Task prompt: Retype the entries below exactly, and keep every picture out of your version.

Data for this task:

★ ★ ★ ★ ★ ★ ★

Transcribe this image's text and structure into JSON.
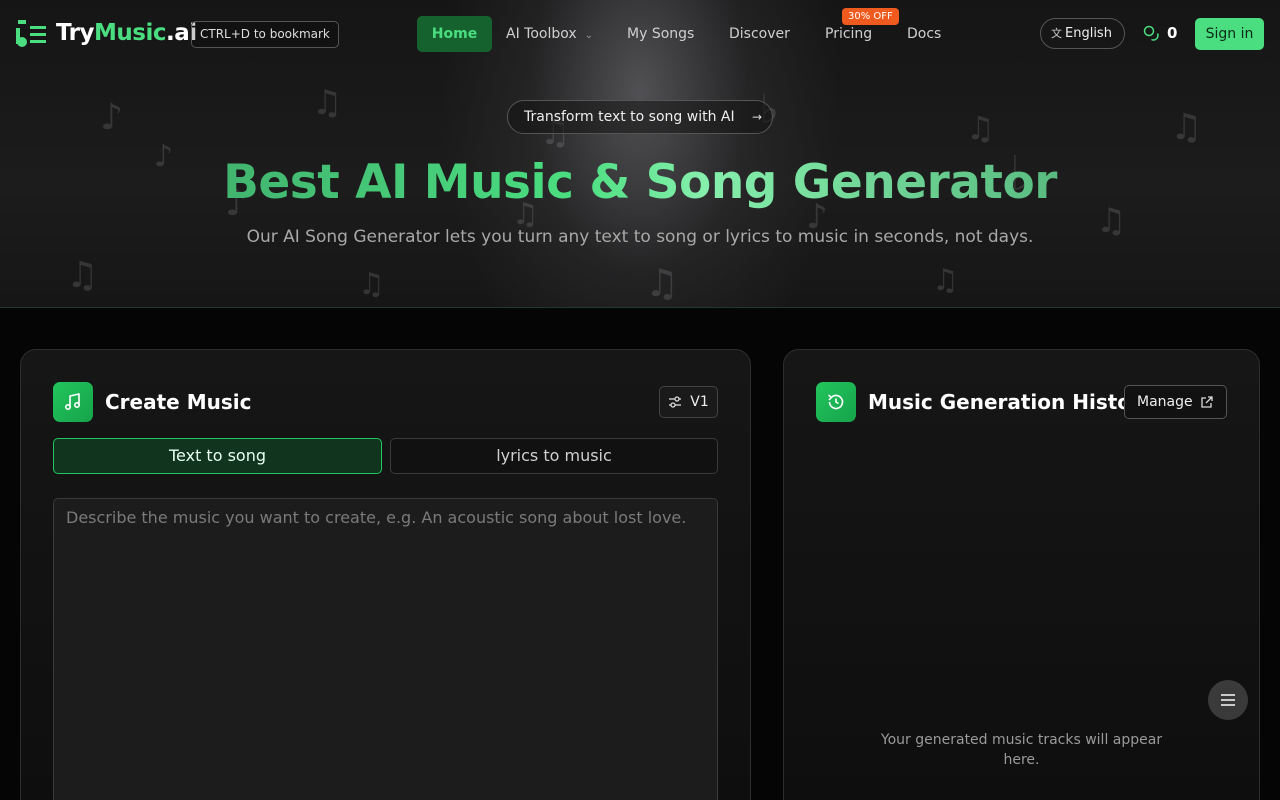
{
  "brand": {
    "name_part1": "Try",
    "name_part2": "Music",
    "name_part3": ".ai",
    "accent": "#4ade80"
  },
  "header": {
    "bookmark_hint": "CTRL+D to bookmark",
    "nav": {
      "home": "Home",
      "ai_toolbox": "AI Toolbox",
      "my_songs": "My Songs",
      "discover": "Discover",
      "pricing": "Pricing",
      "docs": "Docs"
    },
    "pricing_badge": "30% OFF",
    "language": "English",
    "credits": "0",
    "sign_in": "Sign in"
  },
  "hero": {
    "pill": "Transform text to song with AI",
    "title": "Best AI Music & Song Generator",
    "subtitle": "Our AI Song Generator lets you turn any text to song or lyrics to music in seconds, not days."
  },
  "create": {
    "title": "Create Music",
    "version": "V1",
    "tabs": [
      "Text to song",
      "lyrics to music"
    ],
    "prompt_placeholder": "Describe the music you want to create, e.g. An acoustic song about lost love.",
    "prompt_value": ""
  },
  "history": {
    "title": "Music Generation History",
    "manage": "Manage",
    "empty": "Your generated music tracks will appear here."
  }
}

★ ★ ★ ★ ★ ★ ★

Exercise answer:
Transcribe this image's text and structure into JSON.
{
  "brand": {
    "name_part1": "Try",
    "name_part2": "Music",
    "name_part3": ".ai",
    "accent": "#4ade80"
  },
  "header": {
    "bookmark_hint": "CTRL+D to bookmark",
    "nav": {
      "home": "Home",
      "ai_toolbox": "AI Toolbox",
      "my_songs": "My Songs",
      "discover": "Discover",
      "pricing": "Pricing",
      "docs": "Docs"
    },
    "pricing_badge": "30% OFF",
    "language": "English",
    "credits": "0",
    "sign_in": "Sign in"
  },
  "hero": {
    "pill": "Transform text to song with AI",
    "title": "Best AI Music & Song Generator",
    "subtitle": "Our AI Song Generator lets you turn any text to song or lyrics to music in seconds, not days."
  },
  "create": {
    "title": "Create Music",
    "version": "V1",
    "tabs": [
      "Text to song",
      "lyrics to music"
    ],
    "prompt_placeholder": "Describe the music you want to create, e.g. An acoustic song about lost love.",
    "prompt_value": ""
  },
  "history": {
    "title": "Music Generation History",
    "manage": "Manage",
    "empty": "Your generated music tracks will appear here."
  }
}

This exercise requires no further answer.